Another and probably more accurate reason for long absences from blogging–reading. Books are like movies–none excite me for long periods of time, then all of a suddenly there’s a new one catching my eye all at one time–and the library wants all of them back by a certain time. But it’s easy to excuse that excuse because I tell myself I’m always learning something new when I’m reading so it isn’t wasting time.
A journalist in a Tennessee writing group I belonged to encouraged our group to write a list of our favorite words and practice playing with them. Use them in our own writing. This reading session I’ve added lots of new words to my vocabulary. Until then, words were just words to me, but I did manage to add a few favorites to my list: flotsam, for instance, but it’s pretty hard to surpass that one, and even harder to work flotsam into an ordinary conversation or blog, so I’ve neglected the list for many years. But I’ve come across quite a few new ones in my latest readathon.
For instance, glossolalia.

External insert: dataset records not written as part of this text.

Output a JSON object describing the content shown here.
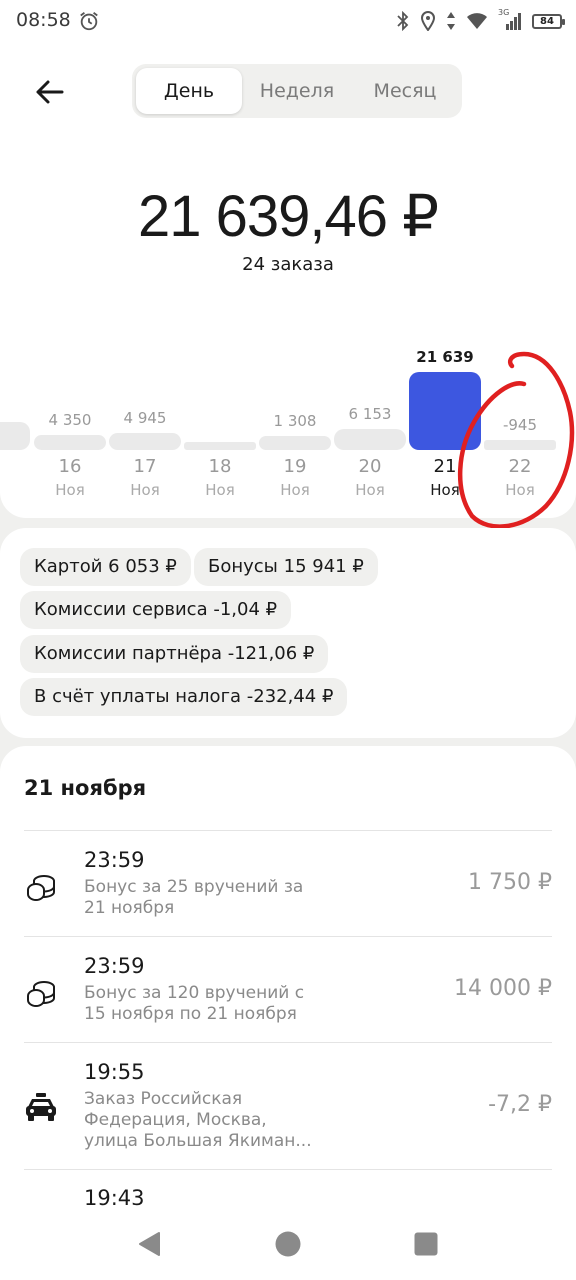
{
  "status_bar": {
    "time": "08:58",
    "network": "3G",
    "battery": "84",
    "icons": [
      "alarm-icon",
      "bluetooth-icon",
      "location-icon",
      "data-arrows-icon",
      "wifi-icon",
      "signal-icon",
      "battery-icon"
    ]
  },
  "header": {
    "back_icon": "arrow-left-icon",
    "tabs": [
      {
        "label": "День",
        "active": true
      },
      {
        "label": "Неделя",
        "active": false
      },
      {
        "label": "Месяц",
        "active": false
      }
    ]
  },
  "summary": {
    "amount": "21 639,46 ₽",
    "orders": "24 заказа"
  },
  "chart_data": {
    "type": "bar",
    "categories": [
      "16 Ноя",
      "17 Ноя",
      "18 Ноя",
      "19 Ноя",
      "20 Ноя",
      "21 Ноя",
      "22 Ноя"
    ],
    "days": [
      {
        "num": "16",
        "mon": "Ноя",
        "label": "4 350",
        "value": 4350
      },
      {
        "num": "17",
        "mon": "Ноя",
        "label": "4 945",
        "value": 4945
      },
      {
        "num": "18",
        "mon": "Ноя",
        "label": "",
        "value": 0
      },
      {
        "num": "19",
        "mon": "Ноя",
        "label": "1 308",
        "value": 1308
      },
      {
        "num": "20",
        "mon": "Ноя",
        "label": "6 153",
        "value": 6153
      },
      {
        "num": "21",
        "mon": "Ноя",
        "label": "21 639",
        "value": 21639,
        "selected": true
      },
      {
        "num": "22",
        "mon": "Ноя",
        "label": "-945",
        "value": -945
      }
    ],
    "values": [
      4350,
      4945,
      0,
      1308,
      6153,
      21639,
      -945
    ],
    "selected_color": "#3d57e0",
    "bar_color": "#eaeaea",
    "annotation": "red hand-drawn circle around 22 Ноя"
  },
  "chips": [
    "Картой 6 053 ₽",
    "Бонусы 15 941 ₽",
    "Комиссии сервиса -1,04 ₽",
    "Комиссии партнёра -121,06 ₽",
    "В счёт уплаты налога -232,44 ₽"
  ],
  "list": {
    "date": "21 ноября",
    "items": [
      {
        "icon": "coins-icon",
        "time": "23:59",
        "desc1": "Бонус за 25 вручений за",
        "desc2": "21 ноября",
        "desc3": "",
        "amount": "1 750 ₽"
      },
      {
        "icon": "coins-icon",
        "time": "23:59",
        "desc1": "Бонус за 120 вручений с",
        "desc2": "15 ноября по 21 ноября",
        "desc3": "",
        "amount": "14 000 ₽"
      },
      {
        "icon": "taxi-icon",
        "time": "19:55",
        "desc1": "Заказ Российская",
        "desc2": "Федерация, Москва,",
        "desc3": "улица Большая Якиман...",
        "amount": "-7,2 ₽"
      },
      {
        "icon": "",
        "time": "19:43",
        "desc1": "",
        "desc2": "",
        "desc3": "",
        "amount": ""
      }
    ]
  },
  "nav": {
    "icons": [
      "back-triangle-icon",
      "home-circle-icon",
      "recents-square-icon"
    ]
  },
  "colors": {
    "accent": "#3d57e0",
    "annotation": "#e02020",
    "background": "#f0f0ee"
  }
}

Has a ring to it, no? I attended a Pentecostal church when I was a child and so enjoyed going to the prayer room Wednesday and Sunday evenings to see people I knew well, often two or three at once, rolling around on the floor doing it. In case you never came across it either, glossolalia comes from the Greek word “glossa” (meaning “tongue” or “language”) and it’s simply speaking in tongues. Linguists explain that the otherwise unintelligible prattling sounds are made up of syllables formed from consonants and vowels taken from the speaker’s native language. I’d known these people all my life–admittedly only around 10 years at the time–and I knew not one of them would ever in a million years have dreamed of drinking or dancing in public or “showing off” in any form–yet they could glossolate with abandon, and some of them repeatedly. (Okay, I made that word up because I can’t think of a verb that suits it, can you?) It’s the reason I wanted to see watch this curious phenomenon over and over. The preacher explained it as “the holy spirit taking over,” but I wasn’t convinced. Not once did I ever see anything resembling a spirit in the room. So I think that word, glossolalia, will stick with me awhile–even though technically I haven’t “learned” it because it would be very difficult for me to ever use it in a conversation, even as a noun, but I’ve managed to write with it. That journalist must have been right!

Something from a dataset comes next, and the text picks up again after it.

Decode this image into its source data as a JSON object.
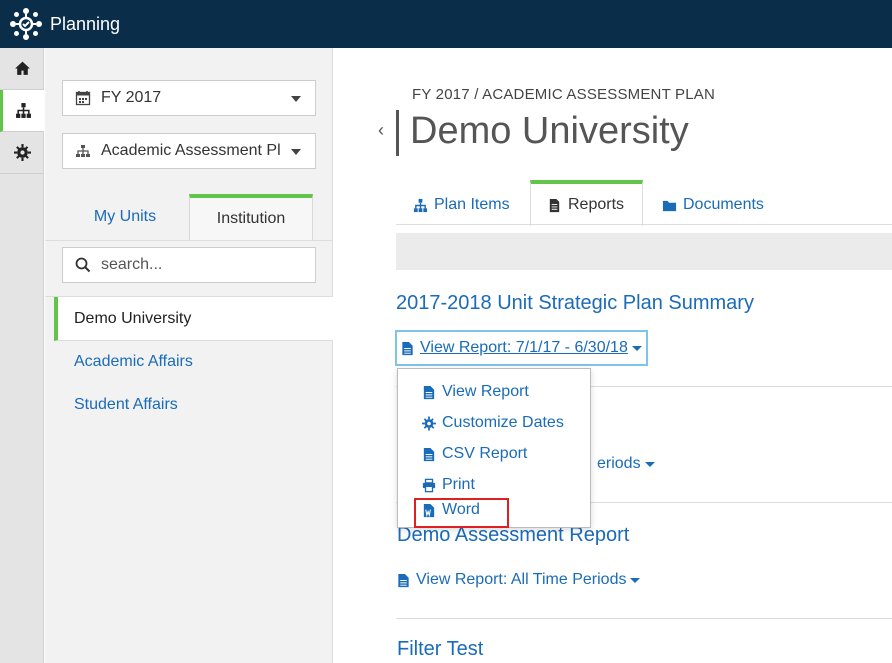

I planned to add a couple of other strange new words, but if I do the post will be far too long, so I’ll plan to sit down another day and tell you what I’ve learned about witchery and black magic and the new words those conjure up. They definitely deserve a post of their own. ‘Til next time then . . .